Excerpts from an interface dataset:
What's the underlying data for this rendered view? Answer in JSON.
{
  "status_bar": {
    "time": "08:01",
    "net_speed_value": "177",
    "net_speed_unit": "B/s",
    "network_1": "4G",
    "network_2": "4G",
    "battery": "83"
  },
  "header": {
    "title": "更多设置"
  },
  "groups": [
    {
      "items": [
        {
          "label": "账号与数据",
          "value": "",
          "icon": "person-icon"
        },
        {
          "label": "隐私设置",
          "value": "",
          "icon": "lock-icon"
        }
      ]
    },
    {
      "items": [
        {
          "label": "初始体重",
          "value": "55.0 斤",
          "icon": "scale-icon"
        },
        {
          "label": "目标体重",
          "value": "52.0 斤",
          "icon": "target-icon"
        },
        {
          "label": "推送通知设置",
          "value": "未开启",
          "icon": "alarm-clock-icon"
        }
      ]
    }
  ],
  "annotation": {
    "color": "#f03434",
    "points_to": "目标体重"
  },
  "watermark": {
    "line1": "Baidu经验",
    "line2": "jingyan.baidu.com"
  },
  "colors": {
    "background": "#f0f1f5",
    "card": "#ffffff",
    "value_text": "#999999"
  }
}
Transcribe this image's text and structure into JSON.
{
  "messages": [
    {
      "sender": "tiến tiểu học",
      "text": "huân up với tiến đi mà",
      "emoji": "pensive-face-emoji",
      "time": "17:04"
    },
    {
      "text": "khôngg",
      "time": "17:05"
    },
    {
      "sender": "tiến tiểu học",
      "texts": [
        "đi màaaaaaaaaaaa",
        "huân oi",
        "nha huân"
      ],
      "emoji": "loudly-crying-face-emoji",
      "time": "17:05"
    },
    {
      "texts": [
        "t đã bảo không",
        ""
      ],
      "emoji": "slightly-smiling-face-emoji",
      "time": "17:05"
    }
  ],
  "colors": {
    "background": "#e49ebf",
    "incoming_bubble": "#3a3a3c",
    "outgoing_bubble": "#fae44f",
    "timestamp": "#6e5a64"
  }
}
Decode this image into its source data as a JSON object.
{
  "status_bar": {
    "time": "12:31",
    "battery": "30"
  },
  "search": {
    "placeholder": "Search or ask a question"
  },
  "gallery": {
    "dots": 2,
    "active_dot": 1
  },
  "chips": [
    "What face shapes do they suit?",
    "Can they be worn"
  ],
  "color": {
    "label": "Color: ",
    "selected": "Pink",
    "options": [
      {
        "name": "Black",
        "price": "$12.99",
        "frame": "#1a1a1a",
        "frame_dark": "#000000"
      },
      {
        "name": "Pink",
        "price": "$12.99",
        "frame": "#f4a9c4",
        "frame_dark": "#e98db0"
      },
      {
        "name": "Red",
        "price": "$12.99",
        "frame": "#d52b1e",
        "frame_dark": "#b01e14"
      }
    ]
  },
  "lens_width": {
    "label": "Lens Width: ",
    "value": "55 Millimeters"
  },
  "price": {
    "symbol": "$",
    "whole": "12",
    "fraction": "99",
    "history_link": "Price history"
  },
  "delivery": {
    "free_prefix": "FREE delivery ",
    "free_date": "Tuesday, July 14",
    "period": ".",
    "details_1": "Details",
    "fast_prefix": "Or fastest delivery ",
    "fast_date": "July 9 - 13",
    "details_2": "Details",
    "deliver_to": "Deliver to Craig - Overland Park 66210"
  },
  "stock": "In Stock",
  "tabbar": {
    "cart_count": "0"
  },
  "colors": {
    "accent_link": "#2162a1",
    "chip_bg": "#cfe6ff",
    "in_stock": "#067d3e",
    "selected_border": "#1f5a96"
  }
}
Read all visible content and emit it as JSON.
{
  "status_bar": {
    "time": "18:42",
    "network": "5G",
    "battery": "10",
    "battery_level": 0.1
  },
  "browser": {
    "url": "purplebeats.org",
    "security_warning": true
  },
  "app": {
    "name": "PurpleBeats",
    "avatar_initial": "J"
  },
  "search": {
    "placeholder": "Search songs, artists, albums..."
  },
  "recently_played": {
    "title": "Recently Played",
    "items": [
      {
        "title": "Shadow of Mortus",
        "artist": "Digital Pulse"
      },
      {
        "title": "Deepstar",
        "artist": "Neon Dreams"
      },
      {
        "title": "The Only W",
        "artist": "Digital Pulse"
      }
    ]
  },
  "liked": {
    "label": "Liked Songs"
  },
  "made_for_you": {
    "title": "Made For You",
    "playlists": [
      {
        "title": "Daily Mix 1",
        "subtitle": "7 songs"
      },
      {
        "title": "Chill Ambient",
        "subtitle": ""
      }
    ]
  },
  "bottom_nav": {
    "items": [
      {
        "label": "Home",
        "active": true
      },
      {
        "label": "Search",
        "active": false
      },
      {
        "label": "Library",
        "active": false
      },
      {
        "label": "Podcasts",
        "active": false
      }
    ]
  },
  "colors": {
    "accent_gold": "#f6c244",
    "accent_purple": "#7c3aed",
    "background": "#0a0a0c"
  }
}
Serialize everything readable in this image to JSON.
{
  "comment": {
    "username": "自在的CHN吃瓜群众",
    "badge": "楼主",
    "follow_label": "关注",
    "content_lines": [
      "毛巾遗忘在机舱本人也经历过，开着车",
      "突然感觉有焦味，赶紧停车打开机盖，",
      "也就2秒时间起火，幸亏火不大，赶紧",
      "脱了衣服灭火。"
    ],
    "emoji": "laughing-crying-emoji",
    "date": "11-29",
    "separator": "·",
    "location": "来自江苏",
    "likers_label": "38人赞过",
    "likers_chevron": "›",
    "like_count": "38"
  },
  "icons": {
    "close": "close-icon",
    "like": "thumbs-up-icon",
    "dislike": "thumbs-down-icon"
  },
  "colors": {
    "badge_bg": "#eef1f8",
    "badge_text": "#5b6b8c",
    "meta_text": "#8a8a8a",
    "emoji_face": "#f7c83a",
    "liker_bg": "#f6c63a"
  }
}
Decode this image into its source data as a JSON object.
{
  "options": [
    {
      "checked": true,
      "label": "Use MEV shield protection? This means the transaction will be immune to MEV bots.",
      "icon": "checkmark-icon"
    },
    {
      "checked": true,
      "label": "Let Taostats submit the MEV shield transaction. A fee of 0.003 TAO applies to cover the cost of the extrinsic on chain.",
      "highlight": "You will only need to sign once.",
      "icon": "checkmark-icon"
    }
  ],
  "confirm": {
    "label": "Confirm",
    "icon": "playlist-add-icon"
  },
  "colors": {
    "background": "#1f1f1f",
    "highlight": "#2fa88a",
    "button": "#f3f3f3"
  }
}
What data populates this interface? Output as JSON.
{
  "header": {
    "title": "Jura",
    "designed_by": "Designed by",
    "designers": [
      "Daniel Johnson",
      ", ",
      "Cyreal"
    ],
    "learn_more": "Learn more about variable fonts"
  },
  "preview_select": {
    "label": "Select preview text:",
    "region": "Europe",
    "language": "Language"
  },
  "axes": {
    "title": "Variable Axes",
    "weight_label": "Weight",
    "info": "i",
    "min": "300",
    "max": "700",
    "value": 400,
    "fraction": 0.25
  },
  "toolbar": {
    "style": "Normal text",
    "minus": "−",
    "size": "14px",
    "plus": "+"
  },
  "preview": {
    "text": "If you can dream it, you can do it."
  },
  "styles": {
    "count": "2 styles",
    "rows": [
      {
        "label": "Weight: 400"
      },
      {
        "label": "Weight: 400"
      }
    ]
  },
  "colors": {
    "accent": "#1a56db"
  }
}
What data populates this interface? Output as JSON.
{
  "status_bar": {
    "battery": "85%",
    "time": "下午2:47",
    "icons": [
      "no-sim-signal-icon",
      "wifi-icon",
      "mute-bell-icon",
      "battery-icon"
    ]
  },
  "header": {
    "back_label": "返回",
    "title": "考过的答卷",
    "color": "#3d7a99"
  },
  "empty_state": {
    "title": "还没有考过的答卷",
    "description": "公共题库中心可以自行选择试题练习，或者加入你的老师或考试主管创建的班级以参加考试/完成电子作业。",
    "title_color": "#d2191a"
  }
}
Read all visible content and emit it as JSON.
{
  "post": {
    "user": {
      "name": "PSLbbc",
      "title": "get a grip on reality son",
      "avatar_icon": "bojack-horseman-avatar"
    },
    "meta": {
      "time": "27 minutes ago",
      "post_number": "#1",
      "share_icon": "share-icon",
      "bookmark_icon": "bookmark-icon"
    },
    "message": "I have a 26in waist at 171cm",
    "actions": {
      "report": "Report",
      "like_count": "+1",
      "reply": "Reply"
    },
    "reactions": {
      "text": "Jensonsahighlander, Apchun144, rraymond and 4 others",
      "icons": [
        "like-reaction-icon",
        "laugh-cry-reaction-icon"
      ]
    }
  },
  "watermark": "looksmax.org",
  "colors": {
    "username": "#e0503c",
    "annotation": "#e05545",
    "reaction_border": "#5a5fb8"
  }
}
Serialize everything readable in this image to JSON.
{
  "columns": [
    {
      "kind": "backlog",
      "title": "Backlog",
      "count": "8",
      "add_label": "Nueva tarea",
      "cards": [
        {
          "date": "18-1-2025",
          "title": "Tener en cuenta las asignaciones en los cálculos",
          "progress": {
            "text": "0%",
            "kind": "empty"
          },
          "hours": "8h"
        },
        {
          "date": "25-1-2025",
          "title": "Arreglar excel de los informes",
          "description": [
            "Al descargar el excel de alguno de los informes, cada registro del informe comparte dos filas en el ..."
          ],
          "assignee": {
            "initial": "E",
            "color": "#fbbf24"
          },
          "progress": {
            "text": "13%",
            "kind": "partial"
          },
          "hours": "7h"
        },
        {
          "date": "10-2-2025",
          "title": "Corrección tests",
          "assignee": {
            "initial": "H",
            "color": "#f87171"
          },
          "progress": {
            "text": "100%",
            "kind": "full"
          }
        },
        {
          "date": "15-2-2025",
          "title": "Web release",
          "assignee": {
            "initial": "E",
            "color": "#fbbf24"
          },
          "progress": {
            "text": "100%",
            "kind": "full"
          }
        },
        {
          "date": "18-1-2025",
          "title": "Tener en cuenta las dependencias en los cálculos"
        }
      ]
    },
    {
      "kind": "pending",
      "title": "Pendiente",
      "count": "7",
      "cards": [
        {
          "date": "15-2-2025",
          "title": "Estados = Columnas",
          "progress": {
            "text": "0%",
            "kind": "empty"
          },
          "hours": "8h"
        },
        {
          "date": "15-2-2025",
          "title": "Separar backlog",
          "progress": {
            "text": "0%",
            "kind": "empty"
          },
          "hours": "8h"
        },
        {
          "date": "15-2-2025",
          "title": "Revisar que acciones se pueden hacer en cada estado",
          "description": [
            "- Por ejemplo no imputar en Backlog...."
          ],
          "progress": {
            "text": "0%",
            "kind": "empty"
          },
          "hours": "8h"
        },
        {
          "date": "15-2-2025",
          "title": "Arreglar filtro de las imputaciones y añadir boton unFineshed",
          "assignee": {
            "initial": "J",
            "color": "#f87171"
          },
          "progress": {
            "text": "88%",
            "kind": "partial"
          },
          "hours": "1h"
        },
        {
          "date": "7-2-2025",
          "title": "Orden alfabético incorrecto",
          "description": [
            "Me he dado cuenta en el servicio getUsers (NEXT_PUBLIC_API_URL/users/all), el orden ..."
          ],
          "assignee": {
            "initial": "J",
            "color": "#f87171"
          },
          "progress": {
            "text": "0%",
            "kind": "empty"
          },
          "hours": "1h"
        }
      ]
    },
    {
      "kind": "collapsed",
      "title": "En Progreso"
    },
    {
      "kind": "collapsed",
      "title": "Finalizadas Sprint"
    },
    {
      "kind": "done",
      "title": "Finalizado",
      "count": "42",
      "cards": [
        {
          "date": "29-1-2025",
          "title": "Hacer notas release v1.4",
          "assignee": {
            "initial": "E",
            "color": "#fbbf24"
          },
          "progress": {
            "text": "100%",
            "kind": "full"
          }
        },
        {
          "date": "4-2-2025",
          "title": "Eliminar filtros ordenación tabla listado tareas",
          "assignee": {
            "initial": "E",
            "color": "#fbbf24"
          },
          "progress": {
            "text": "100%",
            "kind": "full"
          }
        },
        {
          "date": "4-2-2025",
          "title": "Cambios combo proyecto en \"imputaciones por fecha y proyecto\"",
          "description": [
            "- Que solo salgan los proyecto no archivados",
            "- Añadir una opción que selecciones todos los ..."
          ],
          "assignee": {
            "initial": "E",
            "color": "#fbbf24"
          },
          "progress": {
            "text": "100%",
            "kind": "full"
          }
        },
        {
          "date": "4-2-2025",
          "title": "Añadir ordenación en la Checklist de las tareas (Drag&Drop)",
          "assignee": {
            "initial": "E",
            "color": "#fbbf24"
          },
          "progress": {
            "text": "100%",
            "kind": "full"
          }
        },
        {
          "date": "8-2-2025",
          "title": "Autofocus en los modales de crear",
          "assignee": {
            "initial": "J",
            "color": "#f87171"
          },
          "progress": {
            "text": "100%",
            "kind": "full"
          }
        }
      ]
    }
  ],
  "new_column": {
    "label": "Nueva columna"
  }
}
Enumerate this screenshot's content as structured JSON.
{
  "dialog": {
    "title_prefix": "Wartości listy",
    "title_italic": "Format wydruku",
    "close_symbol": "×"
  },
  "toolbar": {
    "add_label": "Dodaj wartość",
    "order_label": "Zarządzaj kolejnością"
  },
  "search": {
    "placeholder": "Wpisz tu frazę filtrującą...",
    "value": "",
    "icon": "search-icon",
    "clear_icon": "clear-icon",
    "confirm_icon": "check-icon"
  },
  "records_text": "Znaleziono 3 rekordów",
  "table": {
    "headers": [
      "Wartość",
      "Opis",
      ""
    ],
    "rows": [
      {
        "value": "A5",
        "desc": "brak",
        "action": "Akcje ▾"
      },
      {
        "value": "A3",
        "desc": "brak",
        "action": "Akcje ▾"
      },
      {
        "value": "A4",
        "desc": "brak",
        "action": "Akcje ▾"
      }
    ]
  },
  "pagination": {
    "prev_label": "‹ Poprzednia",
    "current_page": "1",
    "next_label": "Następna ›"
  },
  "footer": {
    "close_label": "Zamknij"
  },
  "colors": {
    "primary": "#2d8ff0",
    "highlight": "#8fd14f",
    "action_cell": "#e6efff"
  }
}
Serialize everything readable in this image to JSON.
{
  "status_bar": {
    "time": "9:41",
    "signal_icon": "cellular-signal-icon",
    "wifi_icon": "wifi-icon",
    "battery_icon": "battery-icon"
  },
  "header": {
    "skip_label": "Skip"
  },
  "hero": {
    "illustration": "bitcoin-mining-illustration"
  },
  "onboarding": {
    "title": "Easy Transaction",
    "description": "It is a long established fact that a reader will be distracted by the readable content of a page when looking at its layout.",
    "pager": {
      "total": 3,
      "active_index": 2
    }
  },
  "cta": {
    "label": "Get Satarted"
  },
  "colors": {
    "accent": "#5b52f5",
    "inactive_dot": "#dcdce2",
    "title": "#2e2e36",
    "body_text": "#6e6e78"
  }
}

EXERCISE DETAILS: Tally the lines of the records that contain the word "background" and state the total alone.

YOUR SOLUTION: 4